Because the Nationality Code was not reformed, discrimination relating to the transmission of nationality persists. In order for foreign children to be granted Tunisian nationality on the basis of right to birthplace, the mother’s lineage is not taken into account. The only requirement is that the father and paternal grandfather were born in Tunisia. In contrast, the fact that the mother or even paternal grandmother were born in Tunisia does not enable the child to receive nationality. Moreover, Ben Jémia points out, the husband remains the head of household; guardianship and related attributes are only exceptionally exercised by the mother.

The only attempt to render the CEDAW effective—the COLIBE report—was aborted, says Ramy Khouili. « Economic and social rights guaranteed by the Constitution and the law are ineffective, and the measures taken remain insufficient. The same is true for the elimination of violence and trafficking of women and children, due to the lack of budgetary resources, public awareness, adequate training for different stakeholders and implementing regulations. As a result, different laws adopted to women’s advantage suffer from being ineffective and/or do not contain provisions that integrate the gender approach », observes the ATFD report.

The right of succession and the right of inheritance as they relate to land ownership in particular are not respected, contributing to the economic marginalization of Tunisian women and especially the most vulnerable categories of women such as those from rural areas », says Julie Gromellon Rizk of the feminist organization Kvinna till Kvinna.

Rizk adds, « The CEDAW Committee must remind Tunisia of its obligations and recommend that the government strengthen sanctions against the perpetrators of violence or economic discrimination, which constitute an even greater burden in the midst of the country’s severe economic crisis ».


A convention decimated


Under the regime of Kais Saied, civil society has expressed its worries with regard to the CEDAW’s downfall, especially following the promulgation of a new Constitution.

Article 5 of the Constitution of 2022 holds that « In its protection of life, honor, money, religion and freedom, the State is bound to uphold Islam ». The complementary note on the ATFD report warns against « the possibility of relying on religious law and applying it instead of positive law since it is thus attributed a constitutional value ».

Under this article, the government could renounce its international commitments including the CEDAW, on the basis that they are not compliant with religious references. Under the Constitution of 2022, international conventions maintain their legal validity, which is indeed superior to that of the law. Moving forward, however, their application depends upon their implementation by other parties.

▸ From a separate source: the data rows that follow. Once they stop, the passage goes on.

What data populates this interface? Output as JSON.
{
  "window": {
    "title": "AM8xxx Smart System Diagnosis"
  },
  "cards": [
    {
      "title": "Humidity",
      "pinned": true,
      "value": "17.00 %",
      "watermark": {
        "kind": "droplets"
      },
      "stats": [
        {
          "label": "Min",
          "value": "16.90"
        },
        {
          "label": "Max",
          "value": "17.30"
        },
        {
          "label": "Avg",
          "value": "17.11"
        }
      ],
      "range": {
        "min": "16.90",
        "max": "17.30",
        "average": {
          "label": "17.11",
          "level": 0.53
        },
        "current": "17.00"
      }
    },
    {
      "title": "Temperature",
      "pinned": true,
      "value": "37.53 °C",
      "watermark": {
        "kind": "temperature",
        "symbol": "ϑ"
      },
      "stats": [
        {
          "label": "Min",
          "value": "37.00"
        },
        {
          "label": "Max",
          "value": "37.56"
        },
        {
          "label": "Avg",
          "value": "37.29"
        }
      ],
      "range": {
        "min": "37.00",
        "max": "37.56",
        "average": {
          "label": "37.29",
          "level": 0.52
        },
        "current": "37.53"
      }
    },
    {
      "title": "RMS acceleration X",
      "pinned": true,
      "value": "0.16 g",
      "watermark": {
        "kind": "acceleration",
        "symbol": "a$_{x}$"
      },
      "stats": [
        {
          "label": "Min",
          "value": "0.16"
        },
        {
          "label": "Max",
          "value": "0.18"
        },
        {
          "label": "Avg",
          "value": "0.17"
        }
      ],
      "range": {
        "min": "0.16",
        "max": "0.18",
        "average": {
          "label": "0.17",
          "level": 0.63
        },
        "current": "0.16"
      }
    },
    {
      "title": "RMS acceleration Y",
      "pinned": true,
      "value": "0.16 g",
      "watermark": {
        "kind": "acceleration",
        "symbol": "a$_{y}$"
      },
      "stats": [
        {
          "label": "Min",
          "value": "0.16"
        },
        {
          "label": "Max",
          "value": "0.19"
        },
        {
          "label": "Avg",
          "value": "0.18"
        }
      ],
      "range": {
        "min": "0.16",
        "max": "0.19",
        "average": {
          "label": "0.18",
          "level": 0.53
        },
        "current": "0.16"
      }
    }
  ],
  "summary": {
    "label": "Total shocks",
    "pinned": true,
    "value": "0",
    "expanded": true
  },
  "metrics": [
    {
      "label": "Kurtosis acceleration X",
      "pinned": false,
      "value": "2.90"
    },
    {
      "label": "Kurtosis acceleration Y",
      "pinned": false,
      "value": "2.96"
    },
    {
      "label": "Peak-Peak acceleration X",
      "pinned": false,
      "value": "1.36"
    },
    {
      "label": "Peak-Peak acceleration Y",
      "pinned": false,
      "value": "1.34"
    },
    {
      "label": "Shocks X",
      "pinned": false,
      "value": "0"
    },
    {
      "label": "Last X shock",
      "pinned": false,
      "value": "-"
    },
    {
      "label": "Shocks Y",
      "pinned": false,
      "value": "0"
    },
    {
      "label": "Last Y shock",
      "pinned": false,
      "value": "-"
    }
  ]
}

Rights which have historically been guaranteed by the law, such as the right to abortion, could be abolished, warns Khouili. Such a prospect is of great concern in the current political context, as the president proceeds to run the country one decree-law after another.

Signs of such retrogression, Rizk observes, are already perceptible in the lack of parity characteristic of the country’s recent legislative elections. « The president’s discourse against equality in rights to inheritance on the basis of a Quranic text leaves little room for hope that the situation for women’s rights will improve », she remarks.

Khouili for his part voices concerns regarding women who already endure situations of precarity. « Women who are already in a situation of vulnerability risk becoming even more vulnerable through the dispossession of their rights ».

Monia Ben Jémia indicates that feminists are not expecting to see reforms which aim to apply the CEDAW. « The future parliament will be composed of a male majority. As for Saied, reforms such as those relating to the Personal Status Code are his last concern », she says, adding, « We will remain vigilant so as to avoid even more steps backwards for women’s rights ».